Making a debut
The Geneva Motor Show is one of the biggest annual events on the global automotive calendar. For Europe it’s probably the most glamorous event with many car makers choosing to introduce key new models which often means new technology too. Let’s take a look at a few of this year’s debutants…
Ferrari chose to debut the new 488GTB (pictured) with its V8 turbo-charged engine and seven-speed transmission. The technology includes traction control and active damping, which is probably beneficial to keep control of 660bhp and 760Nm of torque. But if the engineering from the legendary ‘Prancing Horse’ [or the price tag – Ed] isn’t for you, Ford displayed the new GT.
Ford has been working hard on developing a carbon fibre strategy and its GT will show where it is in its research as it features a carbon fibre reinforced plastic (CFRP) monocoque with aluminium front and rear sub-frames, typical of many of today’s supercars. When it goes into production next year we can expect this car too to have in excess of 600bhp.
Honda was probably not too worried about the long awaited production-ready debut of the NSX alongside such exalted company as its order books have already closed with over 100 customers waiting for delivery.
Of more importance for Honda is the success of its key new trio of Jazz, HR-V and the Civic Type R. The Jazz and HR-V are built on a new evolved platform set and will feature high grade materials and some unique joining challenges. The Type R now holds almost iconic status and Honda is hoping that this and the NSX will add some excitement to its model range.
Mazda continues to release vehicles built on its Skyactiv strategy with the Mazda 2 arriving in showrooms this month, the small CX-3 SUV arriving in June and the MX-5 following along later this summer. Even the little Mazda 2 model has a body that is nearly 63% high strength steel (HSS) and ultra-high strength steel (UHSS)/advanced high strength steel (AHSS) with some clever profiling of the chassis legs and other key panels within the impact load paths to dissipate energy more efficiently. It also features automated emergency braking (AEB), lane keep assistance (LKA) and some models could also have light emitting diode (LED) headlamps or a heads-up display (HUD). The CX-3 is derived from the Mazda 2 (much as the HR-V is derived from the Honda Jazz) and will be equally sophisticated, whilst the MX-5 epitomises Mazda’s lightweight strategy.
Hyundai has already released the European engineered i20 this year, to be followed by a coupe version, and a refresh of the i30, as well as the range topping Genesis saloon with a variety of advanced driver assistance systems (ADAS) including AEB and a HUD. The Tucson includes LED headlamps and also features AEB and LKA. Add to this the active bonnet and rear radar scanning behind the vehicle, and you can see the Tucson is a very sophisticated vehicle.
If we think we’re getting to grips with ADAS and hybridisation then perhaps the Audi Q7 e-tron shows us again how fast this technology is moving forward. The radar for the adaptive cruise control, when detecting a slower vehicle ahead, will slow the Q7 by applying regenerative braking to provide electrical charge to the battery, rather than mechanical braking.

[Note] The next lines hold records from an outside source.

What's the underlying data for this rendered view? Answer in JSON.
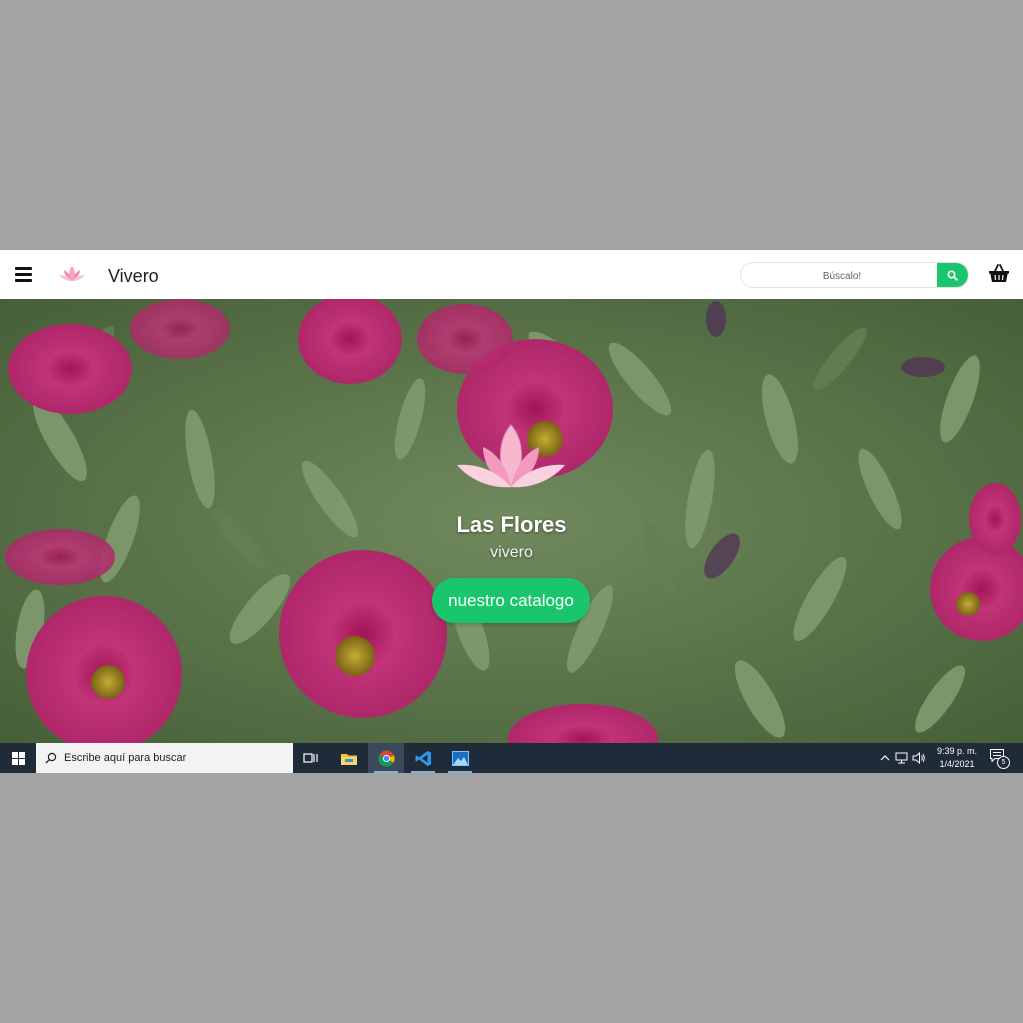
{
  "navbar": {
    "brand": "Vivero",
    "search_placeholder": "Búscalo!",
    "icons": [
      "hamburger-menu-icon",
      "lotus-logo-icon",
      "search-icon",
      "basket-icon"
    ],
    "accent_color": "#19c66c"
  },
  "hero": {
    "title": "Las Flores",
    "subtitle": "vivero",
    "cta_label": "nuestro catalogo"
  },
  "taskbar": {
    "search_text": "Escribe aquí para buscar",
    "apps": [
      "task-view-icon",
      "file-explorer-icon",
      "chrome-icon",
      "vscode-icon",
      "photos-icon"
    ],
    "time": "9:39 p. m.",
    "date": "1/4/2021",
    "notification_count": "5"
  }
}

Two interesting concept cars were also shown; the Lexus LF-SA and the Nissan Sway. The little Lexus signals a new small car coming from the Japanese manufacturer with its sights set on the MINI and Audi A1. The Sway from Nissan is clearly intended to see public reaction to a next-generation Micra that is less of a bubble shape than the current car, with a design language more in keeping with Qashqai and X-Trail.
What all of these cars feature is an increase in sophistication with sensor-based ADAS systems. This is far more than AEB, with lighting and other systems taking advantage of cameras and other sensors. We’ll increasingly see headlamps and even door mirrors linked to sensors and requiring some kind of initiation procedure.
High grade material content is not often visible amongst the glitz and glamour of Geneva, but the material and joining challenges, along with the sophistication that we’ll be required to handle in repair is very much evident.